TOKYO -- Prices of liquid crystal display panels mainly for televisions and computers have plunged this year, sapped by the ruinous combination of expanding supplies and waning sales.
Chinese LCD panel makers have been aggressively adding production capacity while demand for consumer electronics has turned lackluster in emerging economies.
Amid bloated inventories, prices of panels for TVs typically have dropped around 30% over the past year. Large-lot users of mainstream 32-inch panels are paying $60-$65 apiece, 4% lower than a month ago, while 42-inch panels go for around $125.

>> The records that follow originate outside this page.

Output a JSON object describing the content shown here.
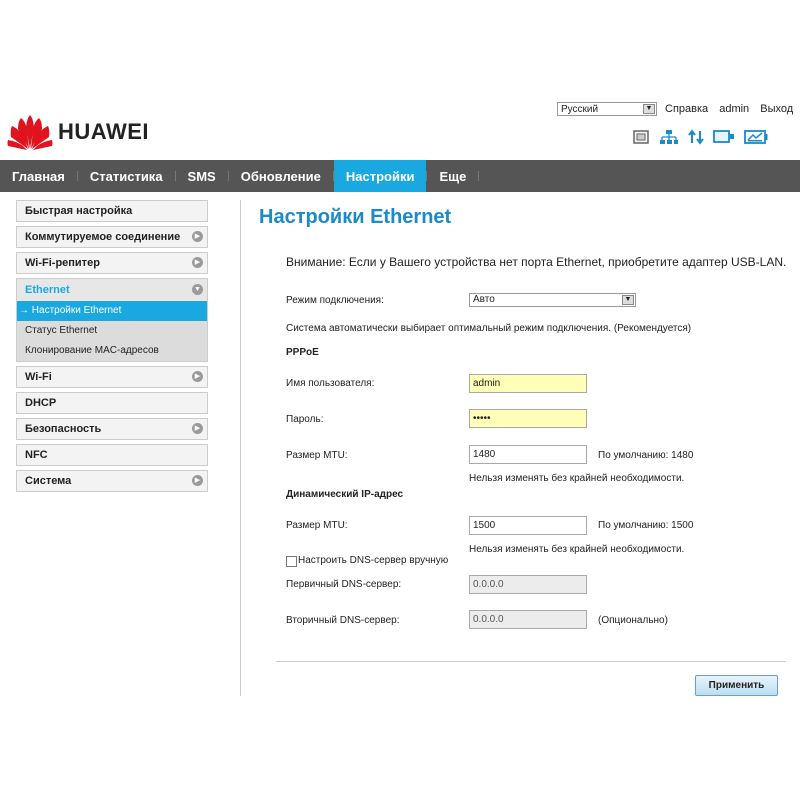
{
  "header": {
    "brand": "HUAWEI",
    "language": "Русский",
    "links": [
      "Справка",
      "admin",
      "Выход"
    ]
  },
  "nav": [
    "Главная",
    "Статистика",
    "SMS",
    "Обновление",
    "Настройки",
    "Еще"
  ],
  "nav_active": "Настройки",
  "sidebar": {
    "items_top": [
      "Быстрая настройка",
      "Коммутируемое соединение",
      "Wi-Fi-репитер"
    ],
    "group": {
      "title": "Ethernet",
      "subs": [
        "Настройки Ethernet",
        "Статус Ethernet",
        "Клонирование MAC-адресов"
      ],
      "active_marker": "→"
    },
    "items_bottom": [
      "Wi-Fi",
      "DHCP",
      "Безопасность",
      "NFC",
      "Система"
    ]
  },
  "main": {
    "title": "Настройки Ethernet",
    "notice": "Внимание: Если у Вашего устройства нет порта Ethernet, приобретите адаптер USB-LAN.",
    "mode_label": "Режим подключения:",
    "mode_value": "Авто",
    "mode_hint": "Система автоматически выбирает оптимальный режим подключения. (Рекомендуется)",
    "pppoe": {
      "section": "PPPoE",
      "user_label": "Имя пользователя:",
      "user_value": "admin",
      "pass_label": "Пароль:",
      "pass_value": "•••••",
      "mtu_label": "Размер MTU:",
      "mtu_value": "1480",
      "mtu_default": "По умолчанию: 1480",
      "mtu_hint": "Нельзя изменять без крайней необходимости."
    },
    "dynamic": {
      "section": "Динамический IP-адрес",
      "mtu_label": "Размер MTU:",
      "mtu_value": "1500",
      "mtu_default": "По умолчанию: 1500",
      "mtu_hint": "Нельзя изменять без крайней необходимости.",
      "dns_manual_label": "Настроить DNS-сервер вручную",
      "dns_manual_checked": false,
      "dns1_label": "Первичный DNS-сервер:",
      "dns1_value": "0.0.0.0",
      "dns2_label": "Вторичный DNS-сервер:",
      "dns2_value": "0.0.0.0",
      "dns2_optional": "(Опционально)"
    },
    "apply_label": "Применить"
  },
  "colors": {
    "accent": "#1aa8e0",
    "nav_bg": "#555555",
    "title": "#1a8ac9",
    "huawei_red": "#e0141e"
  },
  "icons": [
    "sim-icon",
    "network-icon",
    "data-transfer-icon",
    "wifi-icon",
    "battery-icon"
  ]
}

These declines contrast sharply with 2014, when the burgeoning market for 4K TVs left 50-inch and larger LCD panels in short supply and prices for even 32-inch panels rose by more than 15%. But currencies weakened this year in emerging countries like Indonesia, dampening demand for LCD TVs in those economies. TV makers have responded by hunkering down and looking for ways to cut costs.
Chinese LCD makers like BOE Technology Group have thrown oil on the fire by investing in more production equipment. Busily opening new factories, their combined share of the global LCD panel market reached 19% in 2015 and is headed toward 28% in 2018, which would put them on par with Taiwanese makers, U.S. market research company IHS Technology said.
Intent on expanding market share, the Chinese panel makers show no inclination to curb output. Their price war on the mainland against the Taiwanese makers looks to continue, even though panel prices have plunged since the summer amid a stagnating TV market.
The drop in LCD panel prices is lowering retail TV prices. Stores in Japan are selling 40- to 43-inch 4K TVs for 110,000-150,000 yen ($905-$1,234), or 10%-20% cheaper than in the summer.
Similar price declines are occurring among LCD panels for computers. Large-lot users now pay around $30 for the 15.6-inch panels for notebooks, down about 25% from the end of 2014. Prices of panels for desktop computer displays also are falling.
Prices of LCD panels for PCs moved within a set range in 2014, supported by the demand for new computers precipitated by the end of support for Windows XP. But that round of buying ended in 2015, and the popularization of smartphones has further pressured the contracting PC market.